New figures show UK road deaths are at the lowest since records began, but cyclist casualties rise
Road casualty figures have dropped to the lowest since records began 90 years ago, according to government statistics.
Between 2011-12, the total number of road deaths fell 8% to 1,754 – the lowest since figures were first collected in 1926. Serious injuries fell by 0.4%. Motorcyclist deaths were also down 9%, and serious injuries for this group dropped 5%.
However, cyclist deaths rose 10% in 2012, with 118 people being killed. In 2011, 107 cyclists were killed, marking the lowest number in 62 years.
Kevin Clinton, head of road safety at The Royal Society for the Prevention of Accidents, said: “The good news of a large drop in road deaths in 2012 is marred by an increase in cyclist deaths, which occurred despite the poor weather in the main cycling seasons of spring and summer.”
While car and taxi traffic decreased overall, the figures show that the greatest number of accidents took place on roads in built-up areas with speed limits of 30mph or less.
Cycling safety campaigners say that cycling in the UK is much riskier than in countries such as Denmark or the Netherlands, where cycle use is much higher.

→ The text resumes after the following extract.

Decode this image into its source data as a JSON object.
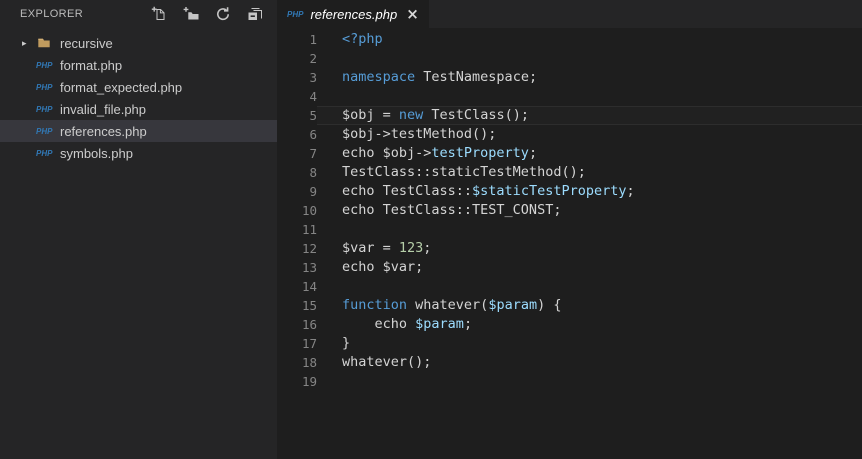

In April an all-party group of MPs published a report detailing ways to boost the number of Britons cycling in a safer environment, but the government has not yet commented on its proposals.